Today we are going to be discussing Calendly Pool Availability…I have actually used Calendly in a handful of various ways. My number of meetings increased when I was using Calendly.
Today comes news from a start-up that has actually been a part of that pattern: Calendly, a popular cloud-based service that people use to establish and validate meeting times with others, has closed a financial investment of $350 million from OpenView Venture Partners and Iconiq.
The funding round consists of both secondary and primary cash (somewhat more of the latter than the former, from what I comprehend) and values the Atlanta-based start-up at over $3 billion.
Not bad for a company that before now had raised just $550,000, including the life savings of the founder and CEO, Tope Awotona, to initially get off the ground.
Calendly is a freemium software-as-a-service, constructed around what is basically an extremely basic piece of performance.
It’s a platform that provides a quick method to handle open spaces in your calendar for individuals to book consultations with you in those spaces, which then likewise books out the time in calendars like Google’s or Microsoft Outlook– with a growing variety of tools to enhance that experience, consisting of the capability to pay for a service in case your appointment is not a company conference but, say, a yoga class. Prices varieties from totally free (one calendar/one user/one occasion) to premium ($ 8/month) and professional ($ 12/month) for more calendars, features, integrations and events, with larger plans for enterprises also available.
Its growth, meanwhile, needs to date been based primarily around an extremely organic strategy: Calendly welcomes ended up being links to Calendly itself, so individuals who use it and like it can (and do) begin to utilize it, too.
The large range of its usage cases, and the virality of that growth strategy, have been winners. Calendly is already profitable, and it has actually been for many years. And more just recently, it has seen an increase, particularly in the last twelve months, as brand-new Calendly users have emerged, as a result of how we are living.
We might not be doing more traditional “organization conferences” each week, but the number of meetings we now need to set up, has increased.
All of the serendipitous and impromptu encounters we used to have around an office, or an area coffee shop, or the park? Those are now set up. Teachers and trainees satisfying for a remote lesson? Those also require invites for online conferences.
And so do sessions with therapists, virtual dinner celebrations, and even (where they can still take place) in-person meetings, which are frequently now happening with more timed accuracy and more record-keeping, to keep social distancing and possible contact tracing in much better order.
Presently, some 10 million of us are utilizing Calendly for all of this on a monthly basis, with that number growing 1,180% last year. The army of organization users from business like Twilio, Zoom, and UCSF has actually been joined by teachers, professionals, entrepreneurs, and freelancers, the business says.
The business last year made about $70 million every year in subscription incomes from its SaaS-based business model and seems positive that its aggregated revenues will not long from now get to $1 billion.
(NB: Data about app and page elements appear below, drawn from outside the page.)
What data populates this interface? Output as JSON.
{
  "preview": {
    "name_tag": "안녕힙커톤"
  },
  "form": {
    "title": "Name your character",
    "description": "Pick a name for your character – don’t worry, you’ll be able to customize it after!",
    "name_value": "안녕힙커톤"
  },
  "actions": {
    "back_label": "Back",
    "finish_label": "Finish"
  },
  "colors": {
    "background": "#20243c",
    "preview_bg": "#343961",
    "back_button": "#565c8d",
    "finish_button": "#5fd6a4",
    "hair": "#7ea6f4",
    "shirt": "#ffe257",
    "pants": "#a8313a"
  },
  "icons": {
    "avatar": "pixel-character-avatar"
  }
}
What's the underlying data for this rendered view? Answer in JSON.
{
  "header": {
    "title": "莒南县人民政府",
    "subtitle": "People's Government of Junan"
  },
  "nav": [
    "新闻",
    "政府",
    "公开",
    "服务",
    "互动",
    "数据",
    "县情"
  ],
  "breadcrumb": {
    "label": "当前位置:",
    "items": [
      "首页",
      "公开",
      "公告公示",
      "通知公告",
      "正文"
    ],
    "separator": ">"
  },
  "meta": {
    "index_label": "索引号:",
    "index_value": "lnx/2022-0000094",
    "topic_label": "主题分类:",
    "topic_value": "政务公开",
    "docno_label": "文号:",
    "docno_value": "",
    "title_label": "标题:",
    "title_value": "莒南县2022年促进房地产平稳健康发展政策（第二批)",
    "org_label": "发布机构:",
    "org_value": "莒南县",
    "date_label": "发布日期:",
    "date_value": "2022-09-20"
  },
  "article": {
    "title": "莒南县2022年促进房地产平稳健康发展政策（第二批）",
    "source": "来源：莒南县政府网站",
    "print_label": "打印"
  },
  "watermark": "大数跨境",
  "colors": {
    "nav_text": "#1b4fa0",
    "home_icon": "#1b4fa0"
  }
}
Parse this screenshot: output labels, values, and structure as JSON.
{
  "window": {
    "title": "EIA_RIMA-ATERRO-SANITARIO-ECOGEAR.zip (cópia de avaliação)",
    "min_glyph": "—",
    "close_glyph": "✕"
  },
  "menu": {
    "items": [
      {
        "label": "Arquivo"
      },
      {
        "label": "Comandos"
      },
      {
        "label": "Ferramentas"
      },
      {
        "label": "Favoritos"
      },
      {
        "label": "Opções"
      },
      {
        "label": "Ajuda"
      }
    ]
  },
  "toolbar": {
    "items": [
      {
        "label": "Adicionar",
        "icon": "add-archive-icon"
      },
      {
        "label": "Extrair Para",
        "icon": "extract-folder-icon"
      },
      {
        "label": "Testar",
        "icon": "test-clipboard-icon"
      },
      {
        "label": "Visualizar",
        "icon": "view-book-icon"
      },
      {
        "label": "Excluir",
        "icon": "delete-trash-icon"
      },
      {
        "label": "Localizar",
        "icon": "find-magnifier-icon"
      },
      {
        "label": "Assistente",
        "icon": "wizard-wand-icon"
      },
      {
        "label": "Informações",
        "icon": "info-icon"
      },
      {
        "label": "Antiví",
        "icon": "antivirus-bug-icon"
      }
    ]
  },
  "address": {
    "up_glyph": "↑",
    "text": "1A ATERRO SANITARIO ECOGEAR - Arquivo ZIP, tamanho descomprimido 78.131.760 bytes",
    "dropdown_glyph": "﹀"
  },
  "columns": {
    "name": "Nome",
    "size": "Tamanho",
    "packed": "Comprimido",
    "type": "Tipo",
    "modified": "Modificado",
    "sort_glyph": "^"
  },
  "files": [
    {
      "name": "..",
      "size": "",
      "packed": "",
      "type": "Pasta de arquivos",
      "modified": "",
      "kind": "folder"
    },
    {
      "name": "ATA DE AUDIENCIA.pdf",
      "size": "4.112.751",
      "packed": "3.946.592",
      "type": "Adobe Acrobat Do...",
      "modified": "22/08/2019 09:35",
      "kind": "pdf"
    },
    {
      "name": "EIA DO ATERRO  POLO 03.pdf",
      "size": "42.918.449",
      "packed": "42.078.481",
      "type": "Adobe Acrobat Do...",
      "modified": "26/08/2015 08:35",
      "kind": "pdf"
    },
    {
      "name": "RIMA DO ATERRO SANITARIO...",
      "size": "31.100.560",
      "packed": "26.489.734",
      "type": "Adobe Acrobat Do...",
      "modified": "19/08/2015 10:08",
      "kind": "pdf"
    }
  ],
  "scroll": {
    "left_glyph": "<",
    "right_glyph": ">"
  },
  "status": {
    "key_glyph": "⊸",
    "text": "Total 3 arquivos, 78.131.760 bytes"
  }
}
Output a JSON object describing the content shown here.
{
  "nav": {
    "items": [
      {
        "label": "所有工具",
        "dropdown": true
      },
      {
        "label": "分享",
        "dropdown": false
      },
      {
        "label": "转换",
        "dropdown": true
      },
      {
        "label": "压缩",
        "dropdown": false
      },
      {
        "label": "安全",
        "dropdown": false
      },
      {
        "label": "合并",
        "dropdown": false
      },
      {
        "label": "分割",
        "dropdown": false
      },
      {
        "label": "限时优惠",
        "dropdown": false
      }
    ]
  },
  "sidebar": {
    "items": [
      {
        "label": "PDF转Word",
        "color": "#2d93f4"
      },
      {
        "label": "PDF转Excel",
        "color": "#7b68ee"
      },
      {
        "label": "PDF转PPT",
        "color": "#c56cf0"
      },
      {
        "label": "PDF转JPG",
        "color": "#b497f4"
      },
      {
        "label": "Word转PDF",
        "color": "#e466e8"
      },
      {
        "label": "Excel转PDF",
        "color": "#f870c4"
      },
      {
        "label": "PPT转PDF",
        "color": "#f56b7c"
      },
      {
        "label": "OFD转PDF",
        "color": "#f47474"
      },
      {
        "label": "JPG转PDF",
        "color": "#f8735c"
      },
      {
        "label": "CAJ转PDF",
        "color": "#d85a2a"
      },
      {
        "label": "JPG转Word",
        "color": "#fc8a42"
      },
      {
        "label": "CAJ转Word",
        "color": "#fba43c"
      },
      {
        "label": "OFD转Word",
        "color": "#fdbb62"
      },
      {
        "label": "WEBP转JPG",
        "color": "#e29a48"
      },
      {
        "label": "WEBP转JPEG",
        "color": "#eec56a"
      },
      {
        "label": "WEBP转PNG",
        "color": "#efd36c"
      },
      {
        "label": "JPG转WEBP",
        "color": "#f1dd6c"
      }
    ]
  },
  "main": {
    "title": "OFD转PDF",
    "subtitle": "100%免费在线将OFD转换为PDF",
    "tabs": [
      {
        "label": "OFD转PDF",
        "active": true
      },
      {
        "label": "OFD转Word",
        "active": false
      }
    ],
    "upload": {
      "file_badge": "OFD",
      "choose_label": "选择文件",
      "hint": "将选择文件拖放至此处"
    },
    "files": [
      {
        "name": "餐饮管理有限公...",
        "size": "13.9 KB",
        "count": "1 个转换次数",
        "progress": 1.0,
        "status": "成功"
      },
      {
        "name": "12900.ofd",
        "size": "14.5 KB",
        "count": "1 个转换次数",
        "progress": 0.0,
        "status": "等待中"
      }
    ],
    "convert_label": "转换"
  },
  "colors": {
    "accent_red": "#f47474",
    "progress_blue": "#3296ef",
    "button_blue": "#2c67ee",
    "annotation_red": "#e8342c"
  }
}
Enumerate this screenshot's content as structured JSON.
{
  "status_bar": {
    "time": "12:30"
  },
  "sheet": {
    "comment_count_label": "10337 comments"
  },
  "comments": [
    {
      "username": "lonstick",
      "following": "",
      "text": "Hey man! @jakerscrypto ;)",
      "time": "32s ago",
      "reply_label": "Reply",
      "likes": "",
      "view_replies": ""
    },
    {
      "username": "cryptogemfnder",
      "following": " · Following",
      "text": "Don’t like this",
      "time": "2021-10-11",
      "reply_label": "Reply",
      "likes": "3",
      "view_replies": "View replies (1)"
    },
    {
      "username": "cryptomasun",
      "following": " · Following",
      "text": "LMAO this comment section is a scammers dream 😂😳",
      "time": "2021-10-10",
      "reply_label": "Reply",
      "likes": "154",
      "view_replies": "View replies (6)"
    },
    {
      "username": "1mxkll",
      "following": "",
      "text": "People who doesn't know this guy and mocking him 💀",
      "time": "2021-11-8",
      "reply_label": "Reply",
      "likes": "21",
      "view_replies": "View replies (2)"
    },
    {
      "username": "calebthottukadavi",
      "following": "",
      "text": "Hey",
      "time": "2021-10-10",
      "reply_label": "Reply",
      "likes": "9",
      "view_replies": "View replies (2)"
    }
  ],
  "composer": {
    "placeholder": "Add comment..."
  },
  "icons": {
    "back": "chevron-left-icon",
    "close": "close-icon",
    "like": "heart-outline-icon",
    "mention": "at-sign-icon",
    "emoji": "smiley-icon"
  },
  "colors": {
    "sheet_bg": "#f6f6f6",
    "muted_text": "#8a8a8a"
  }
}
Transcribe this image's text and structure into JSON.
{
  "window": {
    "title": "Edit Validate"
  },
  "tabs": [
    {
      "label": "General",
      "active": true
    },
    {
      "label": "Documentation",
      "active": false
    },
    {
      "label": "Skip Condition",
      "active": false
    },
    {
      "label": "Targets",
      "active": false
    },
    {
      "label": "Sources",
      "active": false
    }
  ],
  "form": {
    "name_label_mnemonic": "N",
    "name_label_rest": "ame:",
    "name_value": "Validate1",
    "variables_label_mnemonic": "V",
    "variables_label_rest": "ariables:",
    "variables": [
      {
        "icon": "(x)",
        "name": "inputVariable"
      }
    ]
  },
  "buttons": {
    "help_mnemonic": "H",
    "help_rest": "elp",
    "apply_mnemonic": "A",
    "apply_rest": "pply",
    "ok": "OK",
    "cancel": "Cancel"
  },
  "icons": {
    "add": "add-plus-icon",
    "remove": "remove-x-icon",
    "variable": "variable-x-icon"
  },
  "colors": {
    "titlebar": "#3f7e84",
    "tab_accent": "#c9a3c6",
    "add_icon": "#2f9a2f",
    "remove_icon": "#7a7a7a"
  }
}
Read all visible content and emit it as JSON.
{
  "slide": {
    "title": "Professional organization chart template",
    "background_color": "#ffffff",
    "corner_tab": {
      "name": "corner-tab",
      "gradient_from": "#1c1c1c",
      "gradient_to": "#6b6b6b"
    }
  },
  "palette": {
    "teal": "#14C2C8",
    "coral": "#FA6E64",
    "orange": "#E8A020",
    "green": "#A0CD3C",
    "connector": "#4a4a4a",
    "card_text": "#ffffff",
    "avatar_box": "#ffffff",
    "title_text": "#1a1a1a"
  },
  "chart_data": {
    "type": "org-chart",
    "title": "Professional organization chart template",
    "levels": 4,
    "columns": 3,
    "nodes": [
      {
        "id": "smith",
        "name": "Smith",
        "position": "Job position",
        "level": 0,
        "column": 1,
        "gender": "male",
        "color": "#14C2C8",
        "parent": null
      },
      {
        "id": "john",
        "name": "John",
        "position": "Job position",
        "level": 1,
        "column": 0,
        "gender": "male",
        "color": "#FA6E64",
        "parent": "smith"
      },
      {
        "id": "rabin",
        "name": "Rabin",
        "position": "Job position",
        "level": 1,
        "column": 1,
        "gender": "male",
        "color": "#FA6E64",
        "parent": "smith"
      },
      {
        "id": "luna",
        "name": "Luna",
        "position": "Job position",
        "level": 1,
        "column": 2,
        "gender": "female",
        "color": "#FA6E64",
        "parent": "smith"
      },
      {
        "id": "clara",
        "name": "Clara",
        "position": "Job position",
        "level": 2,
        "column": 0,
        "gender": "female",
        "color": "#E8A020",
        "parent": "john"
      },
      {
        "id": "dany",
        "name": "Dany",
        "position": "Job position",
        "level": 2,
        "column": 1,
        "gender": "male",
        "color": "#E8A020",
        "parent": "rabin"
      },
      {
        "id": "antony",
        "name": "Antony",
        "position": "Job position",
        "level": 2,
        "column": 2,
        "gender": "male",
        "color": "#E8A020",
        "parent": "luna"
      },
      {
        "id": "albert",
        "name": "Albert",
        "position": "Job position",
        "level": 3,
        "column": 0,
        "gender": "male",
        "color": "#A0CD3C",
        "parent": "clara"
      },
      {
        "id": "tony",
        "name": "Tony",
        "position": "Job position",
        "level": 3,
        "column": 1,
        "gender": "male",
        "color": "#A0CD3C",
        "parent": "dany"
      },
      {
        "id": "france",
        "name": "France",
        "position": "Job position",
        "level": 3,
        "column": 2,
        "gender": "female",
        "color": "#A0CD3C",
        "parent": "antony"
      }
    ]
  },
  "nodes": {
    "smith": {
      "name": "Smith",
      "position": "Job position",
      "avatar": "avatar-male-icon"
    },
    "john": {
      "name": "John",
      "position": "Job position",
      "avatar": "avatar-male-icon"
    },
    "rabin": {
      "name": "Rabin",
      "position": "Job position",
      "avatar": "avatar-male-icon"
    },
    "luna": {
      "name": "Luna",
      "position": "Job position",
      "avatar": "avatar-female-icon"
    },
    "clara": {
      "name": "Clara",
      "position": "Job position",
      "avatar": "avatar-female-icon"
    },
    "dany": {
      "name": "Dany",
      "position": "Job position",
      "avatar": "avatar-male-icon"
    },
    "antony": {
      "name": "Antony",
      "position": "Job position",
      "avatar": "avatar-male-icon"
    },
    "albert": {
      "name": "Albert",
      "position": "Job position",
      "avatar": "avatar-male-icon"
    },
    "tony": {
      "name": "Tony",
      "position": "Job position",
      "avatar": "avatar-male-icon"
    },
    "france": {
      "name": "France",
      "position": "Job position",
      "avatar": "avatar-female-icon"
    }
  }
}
So while the secondary financing is going towards offering liquidity to existing investors and early staff members, Awotona said the plan will be to use the primary capital to invest in the company’s service.
That will consist of building out its platform with more tools and combinations– it began with and still has a substantial R&D operation in Kiev, Ukraine– expanding its operations with more skill (it currently has around 200 staff members and plans to double headcount), further service development and more. Calendly Pool Availability
2 notable moves on that front are likewise being announced with the funding: Jeff Diana is coming on as primary people officer with a mission to double the business’s worker base. And Patrick Moran– formerly of Quip and New Relic– is joing as Calendly’s first chief profits officer. Significantly, both are based in San Francisco– not Atlanta.
That focus for structure in San Francisco is currently a big change for Calendly. The startup, which is going on 8 years old, has been somewhat off the radar for years.
That is in part due to the fact that it raised very little cash already (simply $550,000 from a handful of financiers that consist of OpenView, Atlanta Ventures, IncWell and Greenspring Associates).
It’s also based in Atlanta, a progressively notable city for technology startups and other companies however typically brief on being credited for its heft because department (SalesLoft, Amex-acquired Kabbage, OneTrust, Bakkt, and many others are based there, with others like Mailchimp likewise not too far).
And possibly most of all, proactively courting publicity did not appear to be part of Calendly’s development playbook.
Calendly may have closed this huge round silently and continued to get on with business, were it not for a brief Tweet last autumn that signified the company raising cash and forming up to be a peaceful giant.
” The business’s capital performance and what @TopeAwotona has actually constructed are worthy of way more credit than they get,” it checked out. “Perhaps this will start to alter that acknowledgment.”
Does Calendly have a free option? Calendly Pool Availability
After that brief note on Twitter– flagged on TechCrunch’s internal message board– I made a guess at Awotona’s email, sent a note presenting myself, and waited to see if I would get a reply.
I eventually did get a reaction, in the form of a brief note consenting to chat, with a Calendly link (naturally) to pick a time.
( Thanks, unnamed TC writer, for never ever blogging about Calendly when Tope originally pitched you years ago: you may have whet his hunger to respond to me.). Calendly Pool Availability